Exercise directions
Take the line that contains "Output a JSON" and each line after it to the end of the data below, and set them down exactly, omitting pictures.

Data
=======
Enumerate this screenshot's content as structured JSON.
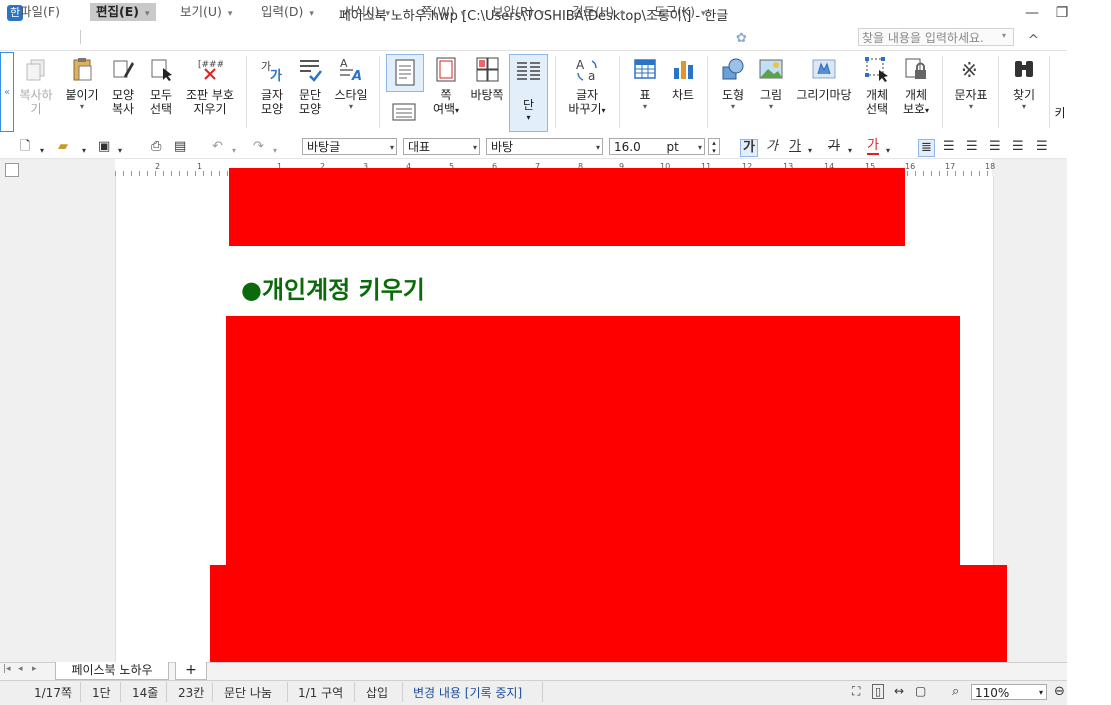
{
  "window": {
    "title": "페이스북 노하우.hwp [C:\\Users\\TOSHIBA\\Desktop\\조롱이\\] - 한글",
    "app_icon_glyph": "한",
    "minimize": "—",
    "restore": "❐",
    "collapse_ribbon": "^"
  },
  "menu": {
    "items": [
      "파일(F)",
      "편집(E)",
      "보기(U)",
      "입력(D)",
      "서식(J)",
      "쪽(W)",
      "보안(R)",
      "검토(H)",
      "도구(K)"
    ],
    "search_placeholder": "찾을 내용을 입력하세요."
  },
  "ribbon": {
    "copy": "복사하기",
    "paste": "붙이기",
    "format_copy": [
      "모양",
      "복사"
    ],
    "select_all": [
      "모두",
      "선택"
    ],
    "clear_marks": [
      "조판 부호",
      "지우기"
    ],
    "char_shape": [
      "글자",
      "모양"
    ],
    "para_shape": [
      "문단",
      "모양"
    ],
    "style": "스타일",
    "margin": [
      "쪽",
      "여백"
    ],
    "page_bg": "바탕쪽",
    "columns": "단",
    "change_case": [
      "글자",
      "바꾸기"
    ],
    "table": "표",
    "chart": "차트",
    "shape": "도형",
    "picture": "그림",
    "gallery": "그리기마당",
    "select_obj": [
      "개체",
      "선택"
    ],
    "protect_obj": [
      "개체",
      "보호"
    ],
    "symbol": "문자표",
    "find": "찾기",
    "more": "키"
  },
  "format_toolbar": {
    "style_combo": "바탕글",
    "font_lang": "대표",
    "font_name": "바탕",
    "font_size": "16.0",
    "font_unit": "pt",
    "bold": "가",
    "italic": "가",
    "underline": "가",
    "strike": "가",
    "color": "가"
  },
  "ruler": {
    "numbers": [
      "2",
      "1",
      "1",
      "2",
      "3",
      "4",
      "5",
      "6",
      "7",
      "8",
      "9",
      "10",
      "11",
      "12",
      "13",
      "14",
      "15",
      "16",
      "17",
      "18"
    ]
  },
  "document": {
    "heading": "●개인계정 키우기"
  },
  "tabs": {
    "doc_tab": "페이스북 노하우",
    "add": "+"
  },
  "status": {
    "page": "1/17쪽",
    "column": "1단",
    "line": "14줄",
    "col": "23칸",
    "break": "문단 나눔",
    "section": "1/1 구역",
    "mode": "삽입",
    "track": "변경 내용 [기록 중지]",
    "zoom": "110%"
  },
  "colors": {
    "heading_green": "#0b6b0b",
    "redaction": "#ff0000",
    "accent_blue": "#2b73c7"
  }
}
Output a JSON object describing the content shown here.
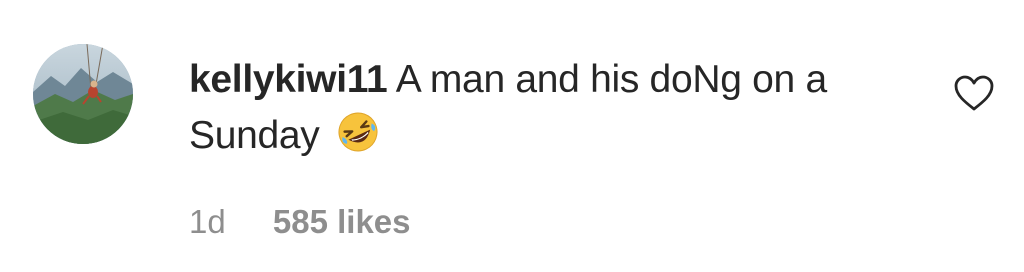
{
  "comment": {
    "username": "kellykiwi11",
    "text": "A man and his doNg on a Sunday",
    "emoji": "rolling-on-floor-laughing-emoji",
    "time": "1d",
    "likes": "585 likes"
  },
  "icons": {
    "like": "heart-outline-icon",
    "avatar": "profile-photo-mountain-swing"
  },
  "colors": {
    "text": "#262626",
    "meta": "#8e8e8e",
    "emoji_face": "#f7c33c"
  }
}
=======
Reply to the exercise
Output a JSON object describing the content shown here.
{
  "comment": {
    "username": "kellykiwi11",
    "text": "A man and his doNg on a Sunday",
    "emoji": "rolling-on-floor-laughing-emoji",
    "time": "1d",
    "likes": "585 likes"
  },
  "icons": {
    "like": "heart-outline-icon",
    "avatar": "profile-photo-mountain-swing"
  },
  "colors": {
    "text": "#262626",
    "meta": "#8e8e8e",
    "emoji_face": "#f7c33c"
  }
}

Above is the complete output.